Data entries
Start of Block
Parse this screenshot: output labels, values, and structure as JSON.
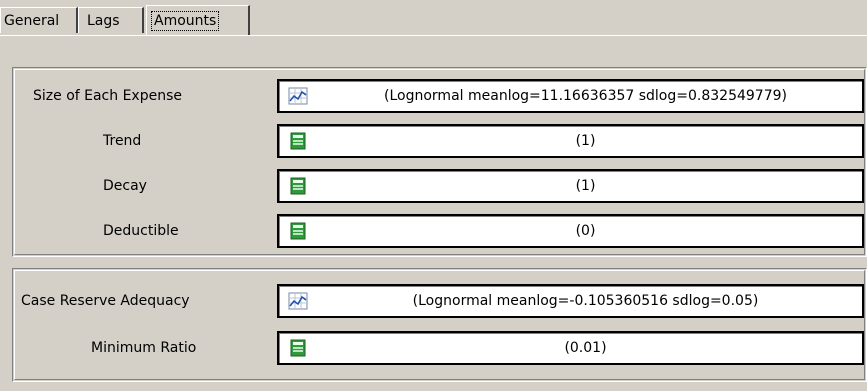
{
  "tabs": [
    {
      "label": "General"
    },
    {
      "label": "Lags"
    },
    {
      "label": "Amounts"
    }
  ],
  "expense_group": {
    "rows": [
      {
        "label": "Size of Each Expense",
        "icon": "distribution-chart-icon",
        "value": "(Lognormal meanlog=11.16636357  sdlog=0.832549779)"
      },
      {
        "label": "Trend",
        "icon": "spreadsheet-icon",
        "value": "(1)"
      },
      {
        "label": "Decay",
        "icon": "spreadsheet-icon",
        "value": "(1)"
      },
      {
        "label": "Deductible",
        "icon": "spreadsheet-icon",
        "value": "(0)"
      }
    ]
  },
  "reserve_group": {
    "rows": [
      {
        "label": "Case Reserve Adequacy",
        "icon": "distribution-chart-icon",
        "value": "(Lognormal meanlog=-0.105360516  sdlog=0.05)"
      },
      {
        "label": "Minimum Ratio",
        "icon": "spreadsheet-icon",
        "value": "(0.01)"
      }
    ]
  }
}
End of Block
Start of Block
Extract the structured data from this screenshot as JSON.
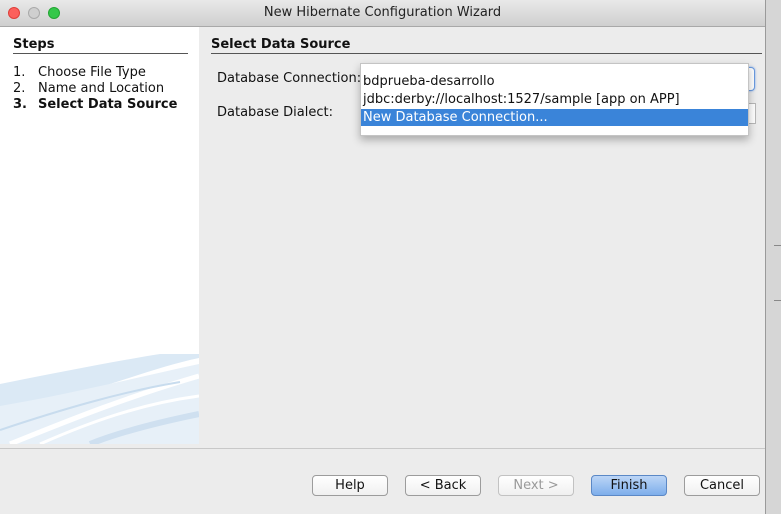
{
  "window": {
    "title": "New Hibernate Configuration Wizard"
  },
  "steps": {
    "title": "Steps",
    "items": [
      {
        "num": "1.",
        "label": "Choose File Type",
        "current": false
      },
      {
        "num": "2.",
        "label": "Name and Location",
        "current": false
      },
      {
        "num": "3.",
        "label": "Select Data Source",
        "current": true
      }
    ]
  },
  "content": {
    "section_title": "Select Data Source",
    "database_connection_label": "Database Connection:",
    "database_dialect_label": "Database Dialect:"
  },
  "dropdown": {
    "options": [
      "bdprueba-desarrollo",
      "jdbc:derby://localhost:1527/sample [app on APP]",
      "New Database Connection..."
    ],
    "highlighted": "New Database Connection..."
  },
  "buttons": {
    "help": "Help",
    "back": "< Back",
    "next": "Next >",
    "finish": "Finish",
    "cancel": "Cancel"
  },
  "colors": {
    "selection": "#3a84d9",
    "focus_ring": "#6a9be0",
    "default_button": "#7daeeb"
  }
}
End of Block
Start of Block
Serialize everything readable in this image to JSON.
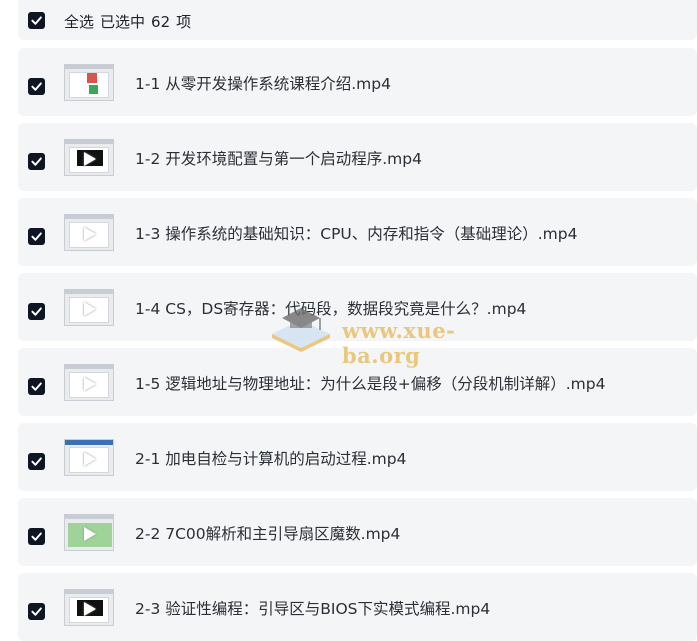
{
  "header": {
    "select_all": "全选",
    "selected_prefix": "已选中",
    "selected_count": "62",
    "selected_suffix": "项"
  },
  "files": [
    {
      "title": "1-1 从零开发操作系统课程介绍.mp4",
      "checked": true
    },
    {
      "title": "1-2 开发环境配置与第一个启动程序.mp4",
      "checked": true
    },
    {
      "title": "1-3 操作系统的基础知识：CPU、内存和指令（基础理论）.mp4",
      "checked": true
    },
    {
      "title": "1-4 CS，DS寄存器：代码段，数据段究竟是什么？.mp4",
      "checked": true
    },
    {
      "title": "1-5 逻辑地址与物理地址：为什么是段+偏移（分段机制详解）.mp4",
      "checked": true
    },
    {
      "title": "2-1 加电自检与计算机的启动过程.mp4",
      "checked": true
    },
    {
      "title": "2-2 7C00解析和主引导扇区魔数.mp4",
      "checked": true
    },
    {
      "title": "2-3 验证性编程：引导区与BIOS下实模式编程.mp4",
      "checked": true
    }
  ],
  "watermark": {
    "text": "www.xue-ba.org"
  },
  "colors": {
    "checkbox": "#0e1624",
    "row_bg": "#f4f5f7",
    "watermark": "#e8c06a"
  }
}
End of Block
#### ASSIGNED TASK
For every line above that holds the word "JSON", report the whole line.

#### THE ANSWER
Parse this screenshot: output labels, values, and structure as JSON.
Extract the structured data from this screenshot as JSON.
Serialize everything readable in this image to JSON.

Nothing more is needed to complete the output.